I’m not a doctor, physician, or provider of medical services or advice. I am a complete novice, newly beginning my own journey to find a way to cope, to live with fibromyalgia. Reading that last part of the paragraph immediately preceding, about advocating for yourself, makes me feel overwhelmed. This is why I’ve started with repeating one thought. “There is no threat. No need for flight, fight, or freeze.” That’s what I can handle right now. Being fully present, mindful of where I am and what’s around me, is a habit I have yet to adopt. I am trying, but it’s not my main perspective, or even frequent. Onward.
I do have an annual physical exam coming up. I’ve written previously about my doctor who listens to me describe what’s happening, and provides a menu of options. She asks me what I want to do about it, and every time I feel like a deer in the headlights. This time, however, I will be prepared to ask for a specific thyroid test I want that is not included on the usual run. Look at that! My doc supports me in advocating for myself and I didn’t even know it.
I may have written much of this before; it sounds familiar! After more than two years, I’m forgetting exactly what I’ve penned previously, not to mention my fuzzy memory and cognitive function. Earlier, I did check a couple times to confirm or deny an inkling that I may have posted quite a similar expression previously or used a title more than once.

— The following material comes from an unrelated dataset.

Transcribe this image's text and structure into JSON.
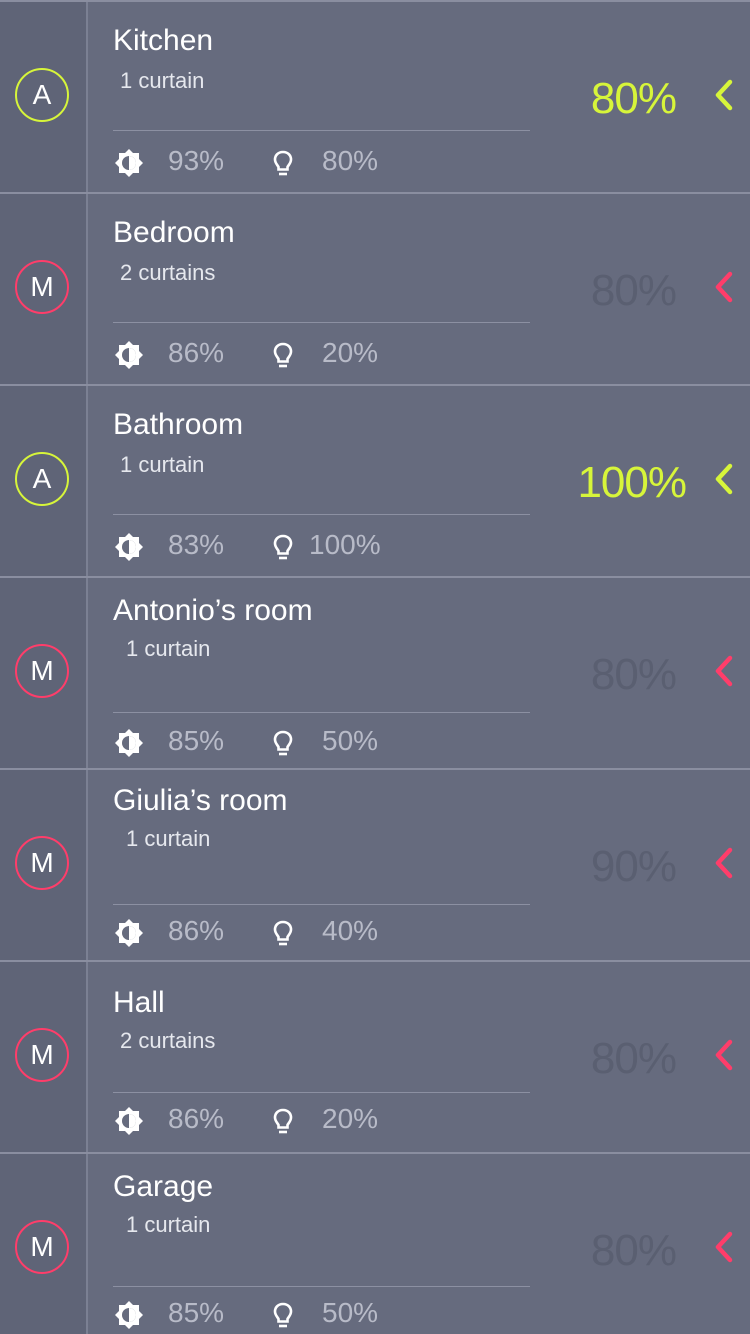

Now, though, advocating for my reduction in stress, I’m not going to give a flying fig.